The New England Patriots are reportedly set on having an open competition at training camp between Cam Newton and Mac Jones for the starting job.
Could that just be a smokescreen planted by Bill Belichick?
Perhaps, but that idea doesn’t necessarily align with the rave reviews Jones has received thus far.
According to reports, Jones was the superior quarterback to Newton during OTAs and mandatory minicamp before the former MVP returned from a hand injury and balled out in the last practice before summer break.
Nevertheless, at this juncture it’d be foolish to rule out the prospect of Jones being under center for the Patriots in Week 1 of next season.
The Alabama product wouldn’t be in this situation if not for all the hard work he’s put in following the draft. Apparently, that exhausting routine included reaching out to Peyton and Eli Manning for advice on what it takes to succeed as quarterback in the NFL.
Patriots QB Mac Jones learned a lot from the Manning brothers.
Not all Patriots fans will know this, but Jones was as accurate and proficient as any quarterback in the nation last season, his first as the starter. He ranked first in both completion percentage (77.4%) and yards per attempt (11.2). Unbelievable.
However, Jones is already learning that the NFL is a different game. Not only will the rookie’s pocket collapse quicker, but his receivers won’t be able to gain nearly as much separation as they did at Alabama. Look no further than Devonta Smith’s numbers.

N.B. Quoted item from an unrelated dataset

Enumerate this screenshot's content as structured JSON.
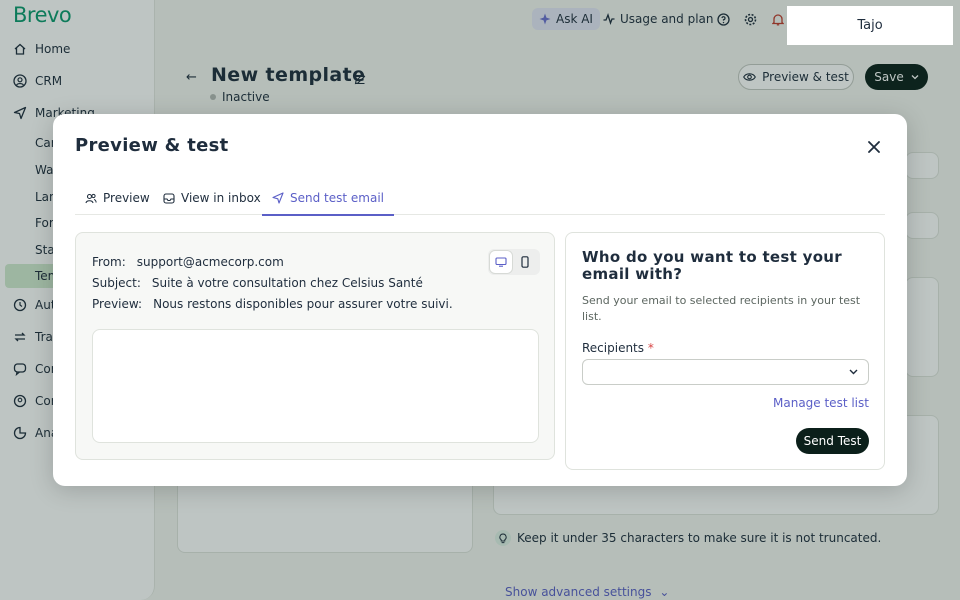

For a quarterback that doesn’t boast a ton of athleticism, at least compared to the modern-day signal caller (Lamar Jackson, Patrick Mahomes, Russell Wilson, etc.), Jones’ accuracy and decision-making will need to be his calling cards in the NFL.

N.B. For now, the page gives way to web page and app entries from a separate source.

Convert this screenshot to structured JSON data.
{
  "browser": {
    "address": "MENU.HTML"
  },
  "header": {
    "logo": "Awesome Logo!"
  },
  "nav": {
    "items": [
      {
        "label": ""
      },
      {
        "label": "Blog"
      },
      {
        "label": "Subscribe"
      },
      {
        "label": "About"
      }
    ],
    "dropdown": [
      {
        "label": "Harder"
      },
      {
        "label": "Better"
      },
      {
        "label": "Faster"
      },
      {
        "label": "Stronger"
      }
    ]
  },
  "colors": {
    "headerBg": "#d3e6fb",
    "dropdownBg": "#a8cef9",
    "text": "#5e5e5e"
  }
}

The NFL is a game of inches, and Patriots fans should love that was the main takeaway from Jones’ conversation with the Manning brothers, who are two of the most successful gunslingers, as far as winning is concerned, in league history.
They also had a knack for showing up for the big occasion.

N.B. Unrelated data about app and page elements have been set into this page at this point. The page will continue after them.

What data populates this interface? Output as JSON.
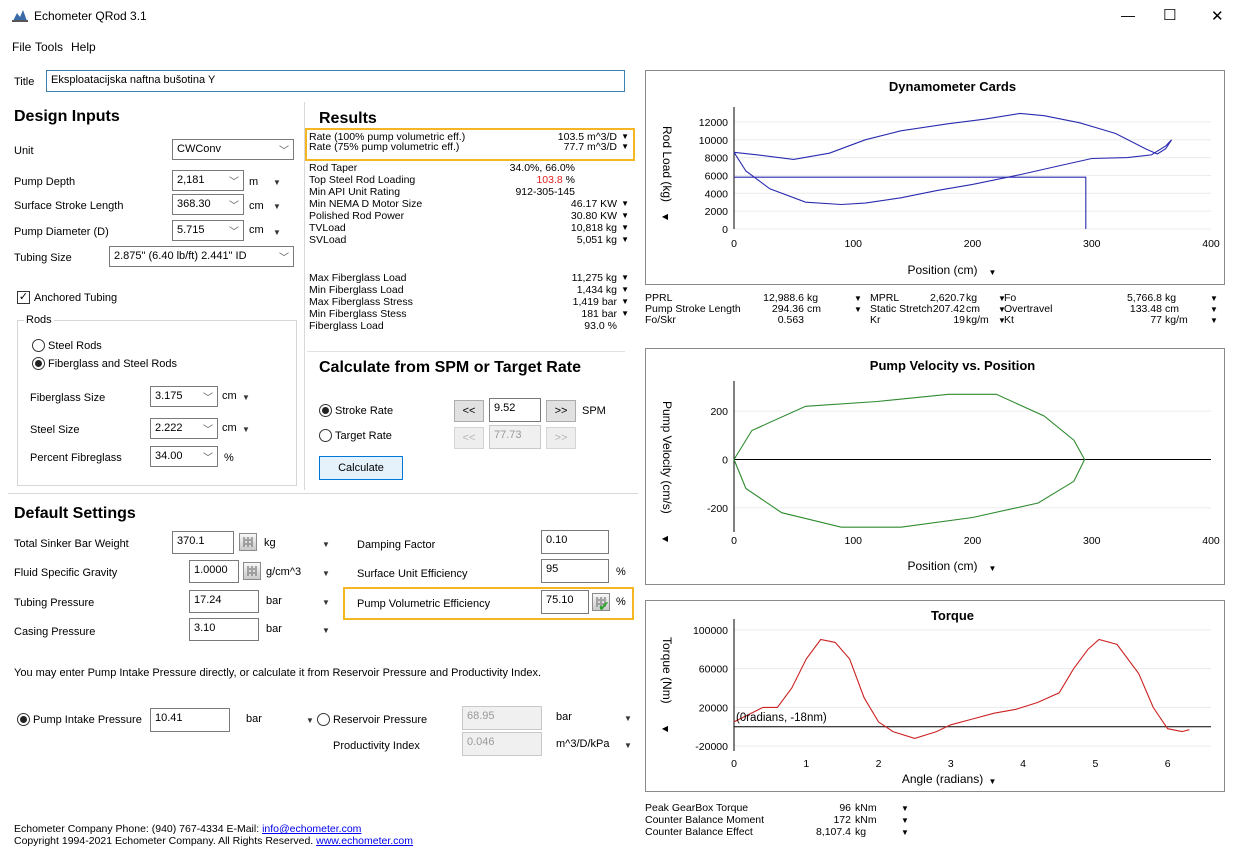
{
  "window": {
    "title": "Echometer QRod 3.1",
    "minimize": "—",
    "maximize": "☐",
    "close": "✕"
  },
  "menu": [
    "File",
    "Tools",
    "Help"
  ],
  "title_field": {
    "label": "Title",
    "value": "Eksploatacijska naftna bušotina Y"
  },
  "design": {
    "heading": "Design Inputs",
    "unit": {
      "label": "Unit",
      "value": "CWConv"
    },
    "pump_depth": {
      "label": "Pump Depth",
      "value": "2,181",
      "unit": "m"
    },
    "stroke_length": {
      "label": "Surface Stroke Length",
      "value": "368.30",
      "unit": "cm"
    },
    "pump_diameter": {
      "label": "Pump Diameter (D)",
      "value": "5.715",
      "unit": "cm"
    },
    "tubing_size": {
      "label": "Tubing Size",
      "value": "2.875\" (6.40 lb/ft) 2.441\" ID"
    },
    "anchored": {
      "label": "Anchored Tubing",
      "checked": true
    },
    "rods": {
      "group_label": "Rods",
      "steel_only": "Steel Rods",
      "fiberglass_steel": "Fiberglass and Steel Rods",
      "fiberglass_size": {
        "label": "Fiberglass Size",
        "value": "3.175",
        "unit": "cm"
      },
      "steel_size": {
        "label": "Steel Size",
        "value": "2.222",
        "unit": "cm"
      },
      "percent_fg": {
        "label": "Percent Fibreglass",
        "value": "34.00",
        "unit": "%"
      }
    }
  },
  "results": {
    "heading": "Results",
    "rows": [
      {
        "k": "Rate (100% pump volumetric eff.)",
        "v": "103.5 m^3/D",
        "arrow": true
      },
      {
        "k": "Rate (75% pump volumetric eff.)",
        "v": "77.7 m^3/D",
        "arrow": true
      },
      {
        "k": "Rod Taper",
        "v": "34.0%, 66.0%",
        "arrow": false
      },
      {
        "k": "Top Steel Rod Loading",
        "v": "103.8",
        "suffix": " %",
        "red": true,
        "arrow": false
      },
      {
        "k": "Min API Unit Rating",
        "v": "912-305-145",
        "arrow": false
      },
      {
        "k": "Min NEMA D Motor Size",
        "v": "46.17 KW",
        "arrow": true
      },
      {
        "k": "Polished Rod Power",
        "v": "30.80 KW",
        "arrow": true
      },
      {
        "k": "TVLoad",
        "v": "10,818 kg",
        "arrow": true
      },
      {
        "k": "SVLoad",
        "v": "5,051 kg",
        "arrow": true
      },
      {
        "k": "Max Fiberglass Load",
        "v": "11,275 kg",
        "arrow": true
      },
      {
        "k": "Min Fiberglass Load",
        "v": "1,434 kg",
        "arrow": true
      },
      {
        "k": "Max Fiberglass Stress",
        "v": "1,419 bar",
        "arrow": true
      },
      {
        "k": "Min Fiberglass Stess",
        "v": "181 bar",
        "arrow": true
      },
      {
        "k": "Fiberglass Load",
        "v": "93.0 %",
        "arrow": false
      }
    ]
  },
  "calc": {
    "heading": "Calculate from SPM or Target Rate",
    "stroke_rate": {
      "label": "Stroke Rate",
      "value": "9.52",
      "unit": "SPM"
    },
    "target_rate": {
      "label": "Target Rate",
      "value": "77.73"
    },
    "prev": "<<",
    "next": ">>",
    "button": "Calculate"
  },
  "defaults": {
    "heading": "Default Settings",
    "sinker": {
      "label": "Total Sinker Bar Weight",
      "value": "370.1",
      "unit": "kg"
    },
    "sg": {
      "label": "Fluid Specific Gravity",
      "value": "1.0000",
      "unit": "g/cm^3"
    },
    "tubing_p": {
      "label": "Tubing Pressure",
      "value": "17.24",
      "unit": "bar"
    },
    "casing_p": {
      "label": "Casing Pressure",
      "value": "3.10",
      "unit": "bar"
    },
    "damping": {
      "label": "Damping Factor",
      "value": "0.10"
    },
    "surface_eff": {
      "label": "Surface Unit Efficiency",
      "value": "95",
      "unit": "%"
    },
    "pump_eff": {
      "label": "Pump Volumetric Efficiency",
      "value": "75.10",
      "unit": "%"
    }
  },
  "intake": {
    "note": "You may enter Pump Intake Pressure directly, or calculate it from Reservoir Pressure and Productivity Index.",
    "pip": {
      "label": "Pump Intake Pressure",
      "value": "10.41",
      "unit": "bar"
    },
    "reservoir": {
      "label": "Reservoir Pressure",
      "value": "68.95",
      "unit": "bar"
    },
    "pi": {
      "label": "Productivity Index",
      "value": "0.046",
      "unit": "m^3/D/kPa"
    }
  },
  "footer": {
    "line1": "Echometer Company  Phone:  (940) 767-4334  E-Mail: ",
    "email": "info@echometer.com",
    "line2": "Copyright 1994-2021 Echometer Company. All Rights Reserved. ",
    "web": "www.echometer.com"
  },
  "dyno": {
    "title": "Dynamometer Cards",
    "ylabel": "Rod Load (kg)",
    "xlabel": "Position (cm)",
    "yticks": [
      "12000",
      "10000",
      "8000",
      "6000",
      "4000",
      "2000",
      "0"
    ],
    "xticks": [
      "0",
      "100",
      "200",
      "300",
      "400"
    ]
  },
  "dyno_stats": {
    "pprl": {
      "k": "PPRL",
      "v": "12,988.6",
      "u": "kg"
    },
    "psl": {
      "k": "Pump Stroke Length",
      "v": "294.36",
      "u": "cm"
    },
    "foskr": {
      "k": "Fo/Skr",
      "v": "0.563"
    },
    "mprl": {
      "k": "MPRL",
      "v": "2,620.7",
      "u": "kg"
    },
    "stretch": {
      "k": "Static Stretch",
      "v": "207.42",
      "u": "cm"
    },
    "kr": {
      "k": "Kr",
      "v": "19",
      "u": "kg/m"
    },
    "fo": {
      "k": "Fo",
      "v": "5,766.8",
      "u": "kg"
    },
    "overtravel": {
      "k": "Overtravel",
      "v": "133.48",
      "u": "cm"
    },
    "kt": {
      "k": "Kt",
      "v": "77",
      "u": "kg/m"
    }
  },
  "velocity": {
    "title": "Pump Velocity vs. Position",
    "ylabel": "Pump Velocity (cm/s)",
    "xlabel": "Position (cm)",
    "yticks": [
      "200",
      "0",
      "-200"
    ],
    "xticks": [
      "0",
      "100",
      "200",
      "300",
      "400"
    ]
  },
  "torque": {
    "title": "Torque",
    "ylabel": "Torque (Nm)",
    "xlabel": "Angle (radians)",
    "yticks": [
      "100000",
      "60000",
      "20000",
      "-20000"
    ],
    "xticks": [
      "0",
      "1",
      "2",
      "3",
      "4",
      "5",
      "6"
    ],
    "annotation": "(0radians, -18nm)"
  },
  "torque_stats": {
    "peak": {
      "k": "Peak GearBox Torque",
      "v": "96",
      "u": "kNm"
    },
    "cbm": {
      "k": "Counter Balance Moment",
      "v": "172",
      "u": "kNm"
    },
    "cbe": {
      "k": "Counter Balance Effect",
      "v": "8,107.4",
      "u": "kg"
    }
  },
  "colors": {
    "dyno": "#2b2bb0",
    "velocity": "#2e8b2e",
    "torque": "#cc2222",
    "highlight": "#f4b621",
    "red_value": "#e02020"
  },
  "chart_data": [
    {
      "type": "line",
      "title": "Dynamometer Cards",
      "xlabel": "Position (cm)",
      "ylabel": "Rod Load (kg)",
      "xlim": [
        0,
        400
      ],
      "ylim": [
        0,
        13000
      ],
      "series": [
        {
          "values_xy": [
            [
              0,
              8600
            ],
            [
              20,
              8300
            ],
            [
              50,
              7800
            ],
            [
              80,
              8500
            ],
            [
              110,
              10000
            ],
            [
              140,
              11000
            ],
            [
              180,
              11800
            ],
            [
              210,
              12300
            ],
            [
              240,
              12950
            ],
            [
              260,
              12700
            ],
            [
              290,
              11900
            ],
            [
              320,
              10700
            ],
            [
              345,
              9000
            ],
            [
              355,
              8400
            ],
            [
              362,
              9000
            ],
            [
              367,
              10000
            ],
            [
              362,
              9300
            ],
            [
              350,
              8300
            ],
            [
              330,
              8000
            ],
            [
              300,
              7900
            ],
            [
              270,
              7000
            ],
            [
              240,
              6100
            ],
            [
              200,
              5000
            ],
            [
              170,
              4300
            ],
            [
              140,
              3500
            ],
            [
              110,
              2900
            ],
            [
              90,
              2750
            ],
            [
              60,
              3000
            ],
            [
              30,
              4500
            ],
            [
              10,
              6500
            ],
            [
              0,
              8600
            ]
          ]
        },
        {
          "values_xy": [
            [
              0,
              5800
            ],
            [
              295,
              5800
            ],
            [
              295,
              0
            ]
          ]
        }
      ]
    },
    {
      "type": "line",
      "title": "Pump Velocity vs. Position",
      "xlabel": "Position (cm)",
      "ylabel": "Pump Velocity (cm/s)",
      "xlim": [
        0,
        400
      ],
      "ylim": [
        -300,
        300
      ],
      "series": [
        {
          "values_xy": [
            [
              0,
              0
            ],
            [
              15,
              120
            ],
            [
              60,
              220
            ],
            [
              120,
              240
            ],
            [
              180,
              270
            ],
            [
              220,
              270
            ],
            [
              260,
              180
            ],
            [
              285,
              80
            ],
            [
              294,
              0
            ],
            [
              285,
              -90
            ],
            [
              255,
              -180
            ],
            [
              200,
              -240
            ],
            [
              140,
              -280
            ],
            [
              90,
              -280
            ],
            [
              40,
              -220
            ],
            [
              10,
              -120
            ],
            [
              0,
              0
            ]
          ]
        }
      ]
    },
    {
      "type": "line",
      "title": "Torque",
      "xlabel": "Angle (radians)",
      "ylabel": "Torque (Nm)",
      "xlim": [
        0,
        6.6
      ],
      "ylim": [
        -25000,
        105000
      ],
      "series": [
        {
          "values_xy": [
            [
              0,
              5000
            ],
            [
              0.4,
              20000
            ],
            [
              0.6,
              20000
            ],
            [
              0.8,
              40000
            ],
            [
              1.0,
              70000
            ],
            [
              1.2,
              90000
            ],
            [
              1.4,
              87000
            ],
            [
              1.6,
              70000
            ],
            [
              1.8,
              30000
            ],
            [
              2.0,
              5000
            ],
            [
              2.2,
              -5000
            ],
            [
              2.5,
              -12000
            ],
            [
              2.8,
              -5000
            ],
            [
              3.0,
              2000
            ],
            [
              3.3,
              8000
            ],
            [
              3.6,
              14000
            ],
            [
              3.9,
              18000
            ],
            [
              4.2,
              25000
            ],
            [
              4.5,
              35000
            ],
            [
              4.7,
              60000
            ],
            [
              4.9,
              80000
            ],
            [
              5.05,
              90000
            ],
            [
              5.3,
              85000
            ],
            [
              5.6,
              55000
            ],
            [
              5.8,
              20000
            ],
            [
              6.0,
              -2000
            ],
            [
              6.2,
              -5000
            ],
            [
              6.3,
              -3000
            ]
          ]
        }
      ]
    }
  ]
}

From Peyton holding the record for most fourth quarter comebacks, to Eli Manning’s legacy-defining completions to David Tyree and Mario Manningham in Super Bowl XLII and XLVI, Jones can certainly learn a thing or two from the them.
Those are undoubtedly two the worst moments in Patriots history, but the franchise will be hoping the Manning brothers’ advice helps Jones develop a similar clutch gene down the road. For now, however, we’ll settle for improved accuracy as he battles Newton for the starting job.